The problem:
Reproduce the full listing below unchanged, apart from the pictures.

● ● ● ● ● ● ●

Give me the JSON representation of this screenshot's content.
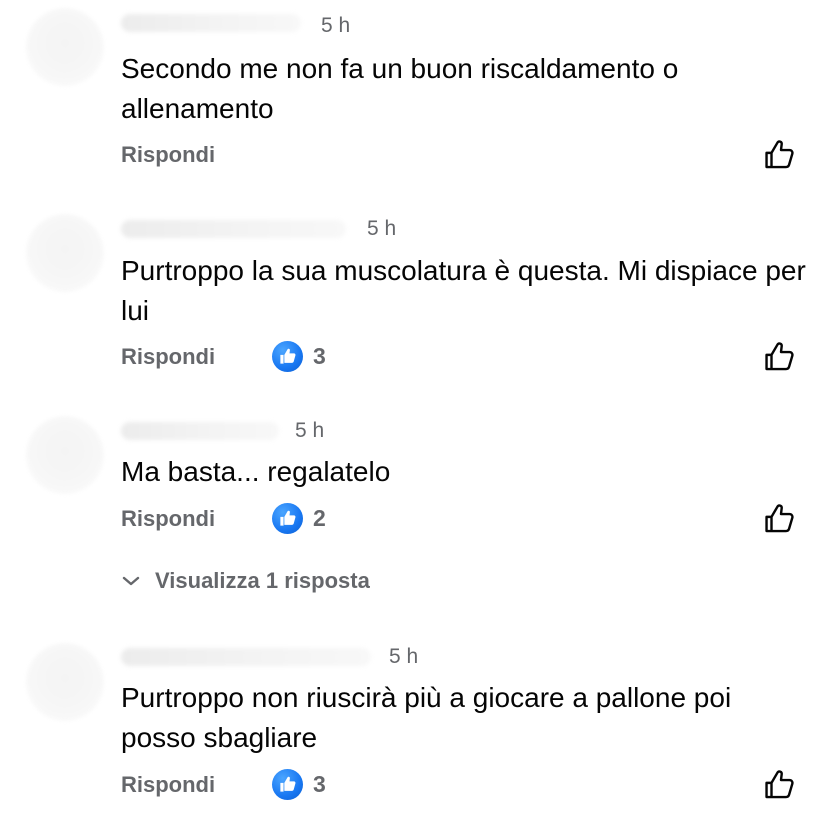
{
  "comments": [
    {
      "time": "5 h",
      "text": "Secondo me non fa un buon riscaldamento o allenamento",
      "reply_label": "Rispondi",
      "reaction_count": null
    },
    {
      "time": "5 h",
      "text": "Purtroppo la sua muscolatura è questa. Mi dispiace per lui",
      "reply_label": "Rispondi",
      "reaction_count": "3"
    },
    {
      "time": "5 h",
      "text": "Ma basta... regalatelo",
      "reply_label": "Rispondi",
      "reaction_count": "2"
    },
    {
      "time": "5 h",
      "text": "Purtroppo non riuscirà più a giocare a pallone poi posso sbagliare",
      "reply_label": "Rispondi",
      "reaction_count": "3"
    }
  ],
  "view_replies": {
    "label": "Visualizza 1 risposta"
  },
  "colors": {
    "accent_blue": "#1877f2",
    "secondary_text": "#65676b",
    "primary_text": "#050505"
  },
  "icons": {
    "like": "thumbs-up-outline-icon",
    "reaction": "like-reaction-icon",
    "expand": "chevron-down-icon"
  }
}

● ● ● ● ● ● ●

Answer to this exercise:
Give me the JSON representation of this screenshot's content.
{
  "comments": [
    {
      "time": "5 h",
      "text": "Secondo me non fa un buon riscaldamento o allenamento",
      "reply_label": "Rispondi",
      "reaction_count": null
    },
    {
      "time": "5 h",
      "text": "Purtroppo la sua muscolatura è questa. Mi dispiace per lui",
      "reply_label": "Rispondi",
      "reaction_count": "3"
    },
    {
      "time": "5 h",
      "text": "Ma basta... regalatelo",
      "reply_label": "Rispondi",
      "reaction_count": "2"
    },
    {
      "time": "5 h",
      "text": "Purtroppo non riuscirà più a giocare a pallone poi posso sbagliare",
      "reply_label": "Rispondi",
      "reaction_count": "3"
    }
  ],
  "view_replies": {
    "label": "Visualizza 1 risposta"
  },
  "colors": {
    "accent_blue": "#1877f2",
    "secondary_text": "#65676b",
    "primary_text": "#050505"
  },
  "icons": {
    "like": "thumbs-up-outline-icon",
    "reaction": "like-reaction-icon",
    "expand": "chevron-down-icon"
  }
}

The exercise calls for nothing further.